“We’d want to see referendum get across the line, that’s the one thing that matters for us.”
Conservatives would not go into coalition or enter a confidence and supply agreement unless this condition was met.
Mr Craig said: “We’re not going to be unconstructive, but in terms of getting our full support, that is our bottom line. That is what we want to achieve.”
Let’s pay Craig and his party the courtesy of accepting that they really, really mean what they say on this matter. Unless National give them this policy outcome, they won’t give any guarantee of support for it in office. The problem they face is that there is no way that National on its own (or even in conjunction with the Conservatives) can deliver what they are demanding.
Why can’t BCIR be delivered as the Cult of Colin Craig demands?

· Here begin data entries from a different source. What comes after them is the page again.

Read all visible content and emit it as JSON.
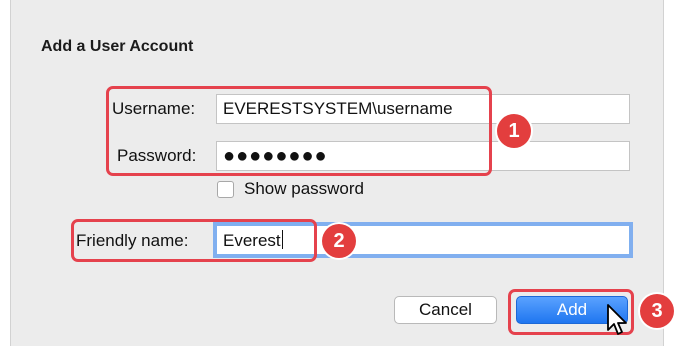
{
  "dialog": {
    "title": "Add a User Account",
    "username": {
      "label": "Username:",
      "value": "EVERESTSYSTEM\\username"
    },
    "password": {
      "label": "Password:",
      "masked_value": "●●●●●●●●"
    },
    "show_password": {
      "label": "Show password",
      "checked": false
    },
    "friendly_name": {
      "label": "Friendly name:",
      "value": "Everest"
    },
    "buttons": {
      "cancel": "Cancel",
      "add": "Add"
    }
  },
  "annotations": {
    "step1": "1",
    "step2": "2",
    "step3": "3",
    "color": "#e33e3e"
  },
  "colors": {
    "focus_ring": "#6ea5f0",
    "primary_button": "#1f76f0"
  }
}
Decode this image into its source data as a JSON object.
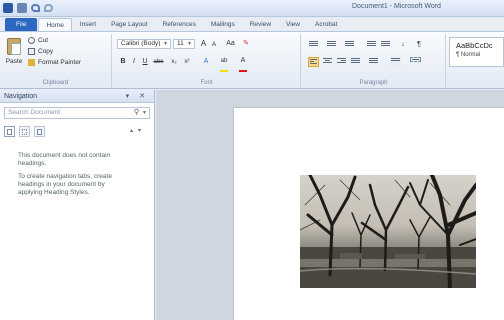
{
  "titlebar": {
    "title": "Document1 - Microsoft Word"
  },
  "tabs": [
    {
      "label": "File"
    },
    {
      "label": "Home"
    },
    {
      "label": "Insert"
    },
    {
      "label": "Page Layout"
    },
    {
      "label": "References"
    },
    {
      "label": "Mailings"
    },
    {
      "label": "Review"
    },
    {
      "label": "View"
    },
    {
      "label": "Acrobat"
    }
  ],
  "ribbon": {
    "clipboard": {
      "paste_label": "Paste",
      "cut_label": "Cut",
      "copy_label": "Copy",
      "format_painter_label": "Format Painter",
      "group_label": "Clipboard"
    },
    "font": {
      "font_name": "Calibri (Body)",
      "font_size": "11",
      "grow": "A",
      "shrink": "A",
      "change_case": "Aa",
      "bold": "B",
      "italic": "I",
      "underline": "U",
      "strike": "abe",
      "subscript": "x₂",
      "superscript": "x²",
      "text_effects": "A",
      "highlight": "ab",
      "font_color": "A",
      "group_label": "Font"
    },
    "paragraph": {
      "show_marks": "¶",
      "sort": "↓",
      "group_label": "Paragraph"
    },
    "styles": {
      "sample": "AaBbCcDc",
      "style_name": "¶ Normal"
    }
  },
  "nav": {
    "title": "Navigation",
    "controls": "▾ ✕",
    "search_placeholder": "Search Document",
    "message_line1": "This document does not contain headings.",
    "message_line2": "To create navigation tabs, create headings in your document by applying Heading Styles."
  },
  "colors": {
    "file_tab": "#2c67c1",
    "ribbon": "#e3eaf4",
    "highlight": "#f5e100",
    "font_color": "#ee1111"
  }
}
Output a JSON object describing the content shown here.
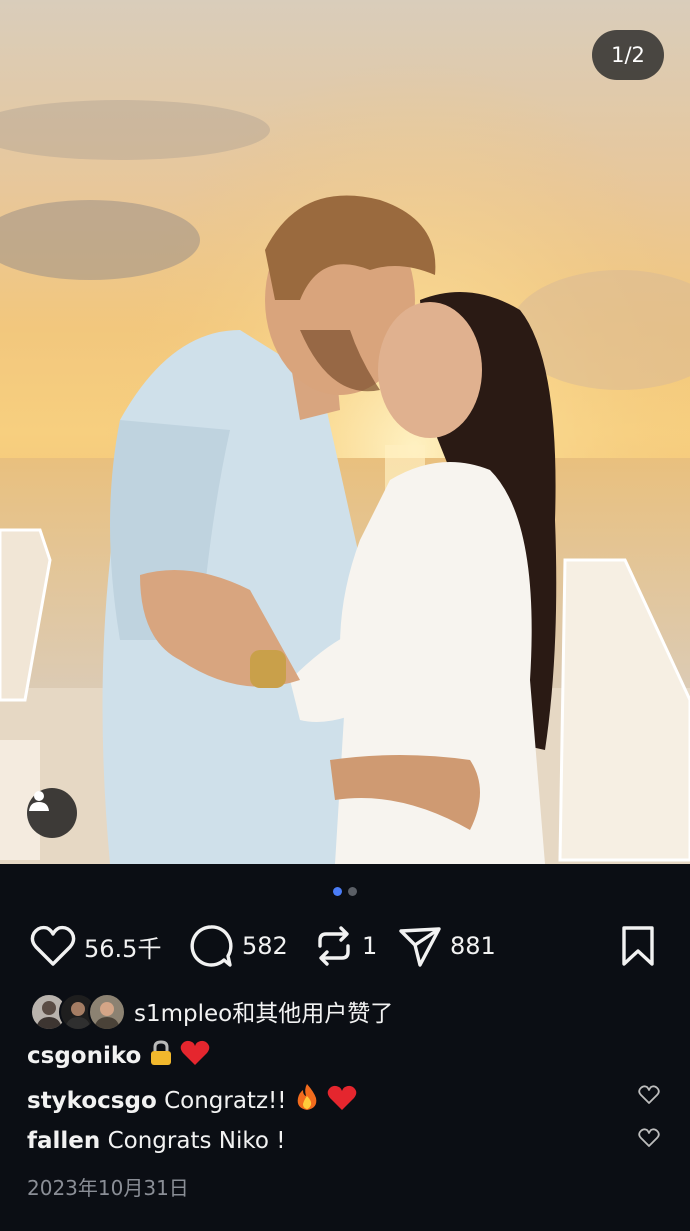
{
  "post": {
    "image_counter": "1/2",
    "page_indicator": {
      "total": 2,
      "active": 1
    }
  },
  "actions": {
    "likes": "56.5千",
    "comments": "582",
    "reposts": "1",
    "shares": "881"
  },
  "liked_by": {
    "text": "s1mpleo和其他用户赞了"
  },
  "caption": {
    "user": "csgoniko",
    "emojis": [
      "lock",
      "red-heart"
    ]
  },
  "comments": [
    {
      "user": "stykocsgo",
      "text": "Congratz!!",
      "emojis": [
        "fire",
        "red-heart"
      ]
    },
    {
      "user": "fallen",
      "text": "Congrats Niko !"
    }
  ],
  "date": "2023年10月31日",
  "colors": {
    "background": "#0b0e14",
    "accent_dot": "#4a7cf7",
    "muted": "#8a8e96"
  }
}
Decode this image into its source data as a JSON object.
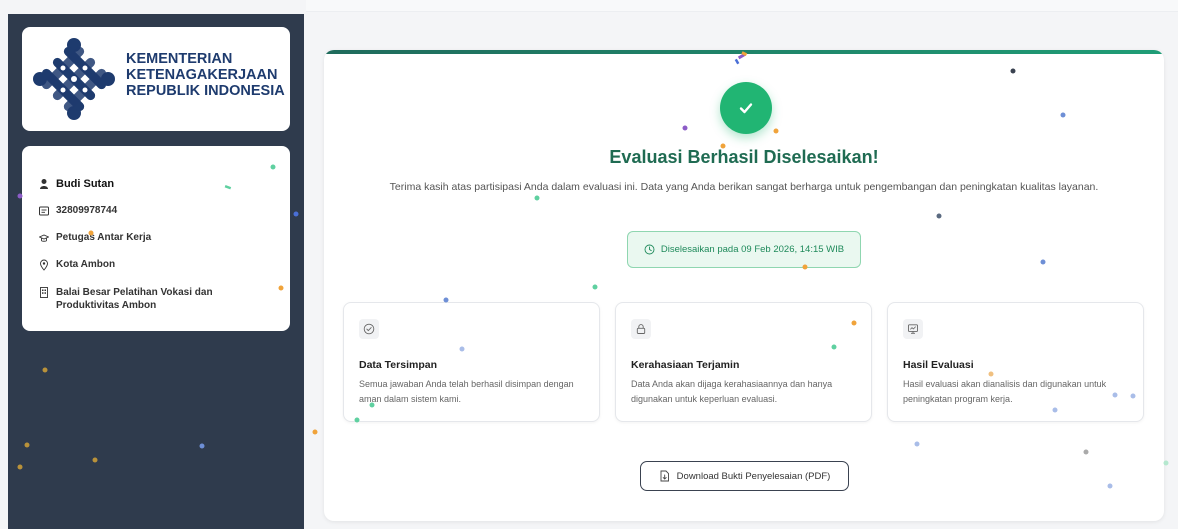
{
  "org": {
    "line1": "KEMENTERIAN",
    "line2": "KETENAGAKERJAAN",
    "line3": "REPUBLIK INDONESIA"
  },
  "profile": {
    "name": "Budi Sutan",
    "id_number": "32809978744",
    "role": "Petugas Antar Kerja",
    "city": "Kota Ambon",
    "office": "Balai Besar Pelatihan Vokasi dan Produktivitas Ambon"
  },
  "main": {
    "title": "Evaluasi Berhasil Diselesaikan!",
    "subtitle": "Terima kasih atas partisipasi Anda dalam evaluasi ini. Data yang Anda berikan sangat berharga untuk pengembangan dan peningkatan kualitas layanan.",
    "completed": "Diselesaikan pada 09 Feb 2026, 14:15 WIB",
    "features": [
      {
        "icon": "check-circle-icon",
        "title": "Data Tersimpan",
        "desc": "Semua jawaban Anda telah berhasil disimpan dengan aman dalam sistem kami."
      },
      {
        "icon": "lock-icon",
        "title": "Kerahasiaan Terjamin",
        "desc": "Data Anda akan dijaga kerahasiaannya dan hanya digunakan untuk keperluan evaluasi."
      },
      {
        "icon": "chart-icon",
        "title": "Hasil Evaluasi",
        "desc": "Hasil evaluasi akan dianalisis dan digunakan untuk peningkatan program kerja."
      }
    ],
    "download_label": "Download Bukti Penyelesaian (PDF)"
  },
  "colors": {
    "sidebar_bg": "#2f3b4d",
    "brand_blue": "#1e3b6e",
    "success_green": "#21b573",
    "title_green": "#1f6b52"
  }
}
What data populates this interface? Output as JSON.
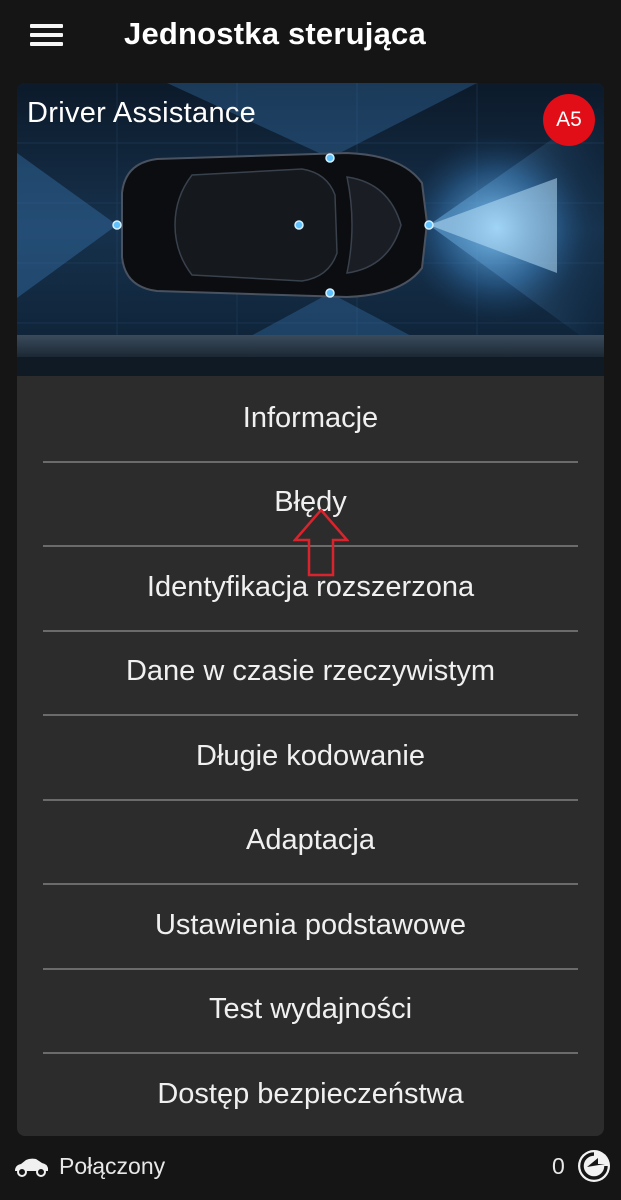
{
  "appbar": {
    "title": "Jednostka sterująca",
    "menu_icon": "hamburger-menu-icon"
  },
  "module": {
    "name": "Driver Assistance",
    "badge": "A5",
    "badge_color": "#e10d17",
    "image": "car-sensors-illustration"
  },
  "menu": {
    "items": [
      {
        "label": "Informacje"
      },
      {
        "label": "Błędy"
      },
      {
        "label": "Identyfikacja rozszerzona"
      },
      {
        "label": "Dane w czasie rzeczywistym"
      },
      {
        "label": "Długie kodowanie"
      },
      {
        "label": "Adaptacja"
      },
      {
        "label": "Ustawienia podstawowe"
      },
      {
        "label": "Test wydajności"
      },
      {
        "label": "Dostęp bezpieczeństwa"
      }
    ]
  },
  "annotation": {
    "icon": "up-arrow-annotation-icon",
    "color": "#d9232d"
  },
  "status": {
    "connection": "Połączony",
    "connection_icon": "car-icon",
    "count": "0",
    "action_icon": "refresh-icon"
  }
}
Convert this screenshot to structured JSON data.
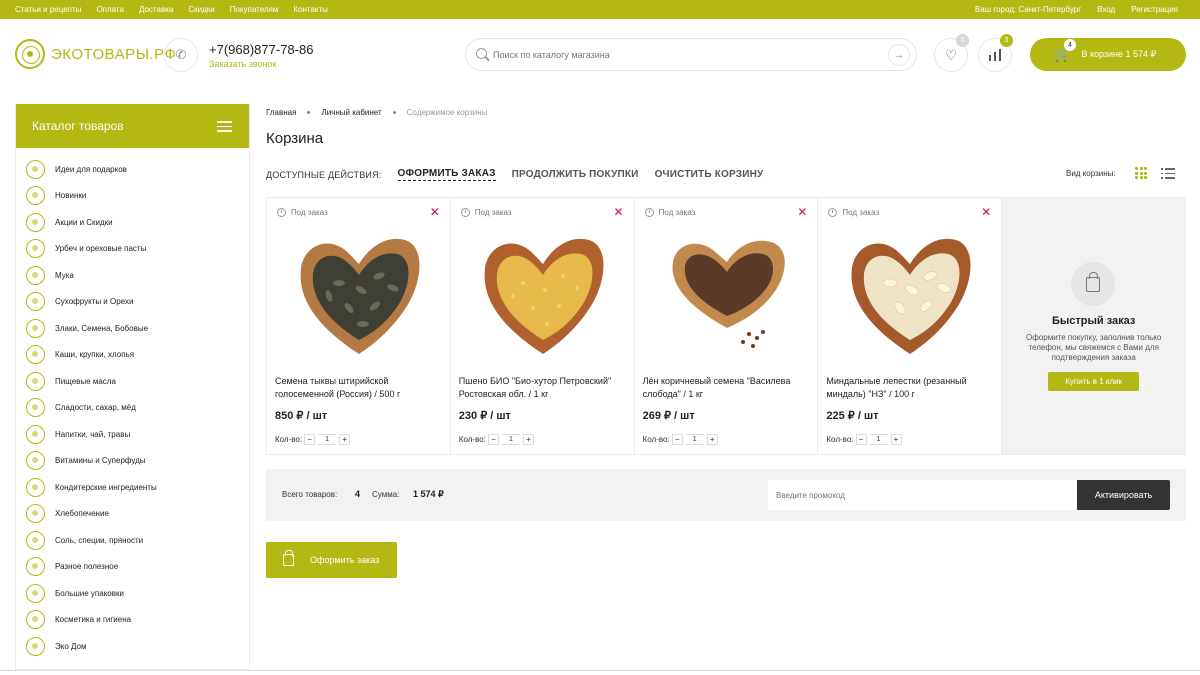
{
  "topbar": {
    "nav": [
      "Статьи и рецепты",
      "Оплата",
      "Доставка",
      "Скидки",
      "Покупателям",
      "Контакты"
    ],
    "city": "Ваш город: Санкт-Петербург",
    "login": "Вход",
    "register": "Регистрация"
  },
  "header": {
    "logo": "ЭКОТОВАРЫ.РФ",
    "phone": "+7(968)877-78-86",
    "callback": "Заказать звонок",
    "search_placeholder": "Поиск по каталогу магазина",
    "favorites_count": "0",
    "compare_count": "3",
    "cart_count": "4",
    "cart_label": "В корзине  1 574 ₽"
  },
  "sidebar": {
    "title": "Каталог товаров",
    "items": [
      "Идеи для подарков",
      "Новинки",
      "Акции и Скидки",
      "Урбеч и ореховые пасты",
      "Мука",
      "Сухофрукты и Орехи",
      "Злаки, Семена, Бобовые",
      "Каши, крупки, хлопья",
      "Пищевые масла",
      "Сладости, сахар, мёд",
      "Напитки, чай, травы",
      "Витамины и Суперфуды",
      "Кондитерские ингредиенты",
      "Хлебопечение",
      "Соль, специи, пряности",
      "Разное полезное",
      "Большие упаковки",
      "Косметика и гигиена",
      "Эко Дом"
    ]
  },
  "breadcrumbs": [
    "Главная",
    "Личный кабинет",
    "Содержимое корзины"
  ],
  "page_title": "Корзина",
  "actions": {
    "label": "ДОСТУПНЫЕ ДЕЙСТВИЯ:",
    "checkout": "ОФОРМИТЬ ЗАКАЗ",
    "continue": "ПРОДОЛЖИТЬ ПОКУПКИ",
    "clear": "ОЧИСТИТЬ КОРЗИНУ",
    "view_label": "Вид корзины:"
  },
  "products": [
    {
      "availability": "Под заказ",
      "name": "Семена тыквы штирийской голосеменной (Россия) / 500 г",
      "price": "850 ₽ / шт",
      "qty_label": "Кол-во:",
      "qty": "1"
    },
    {
      "availability": "Под заказ",
      "name": "Пшено БИО \"Био-хутор Петровский\" Ростовская обл. / 1 кг",
      "price": "230 ₽ / шт",
      "qty_label": "Кол-во:",
      "qty": "1"
    },
    {
      "availability": "Под заказ",
      "name": "Лён коричневый семена \"Василева слобода\" / 1 кг",
      "price": "269 ₽ / шт",
      "qty_label": "Кол-во:",
      "qty": "1"
    },
    {
      "availability": "Под заказ",
      "name": "Миндальные лепестки (резанный миндаль) \"НЗ\" / 100 г",
      "price": "225 ₽ / шт",
      "qty_label": "Кол-во:",
      "qty": "1"
    }
  ],
  "quick_order": {
    "title": "Быстрый заказ",
    "text": "Оформите покупку, заполнив только телефон, мы свяжемся с Вами для подтверждения заказа",
    "button": "Купить в 1 клик"
  },
  "summary": {
    "total_label": "Всего товаров:",
    "total_count": "4",
    "sum_label": "Сумма:",
    "sum_value": "1 574 ₽",
    "promo_placeholder": "Введите промокод",
    "activate": "Активировать"
  },
  "order_button": "Оформить заказ",
  "colors": {
    "accent": "#b4b812",
    "delete": "#d4163c",
    "dark_button": "#333333"
  }
}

there is no doubting that adopting such a measure would represent a fundamental change to the entire constitutional order of New Zealand. And fundamental constitutional changes shouldn’t be made by bare-majority governments on a straight party line vote. It’s constitutionally improper to even suggest that this happen – it would be like the Maori Party saying that their price for supporting a Government would be for that Government to legislate via a bare parliamentary majority to make the Treaty of Waitangi a “higher law” constitutional document that could be used to strike down other laws. I don’t care whether you think that would be a good outcome; it would be a bad way to bring it about.
Now, maybe Craig doesn’t mean that he wants National (with his Party’s help) to bring in binding referendums directly. Maybe he wants the issue itself to be put to a referendum, so that the people of New Zealand can decide for themselves whether or not to make the change. If that is what he means, then he really should say so. Because what he’s calling for at the moment – a fundamental constitutional change carried out by a bare majority in Parliament – is improper, and I just don’t think National should for one minute think about agreeing to do it.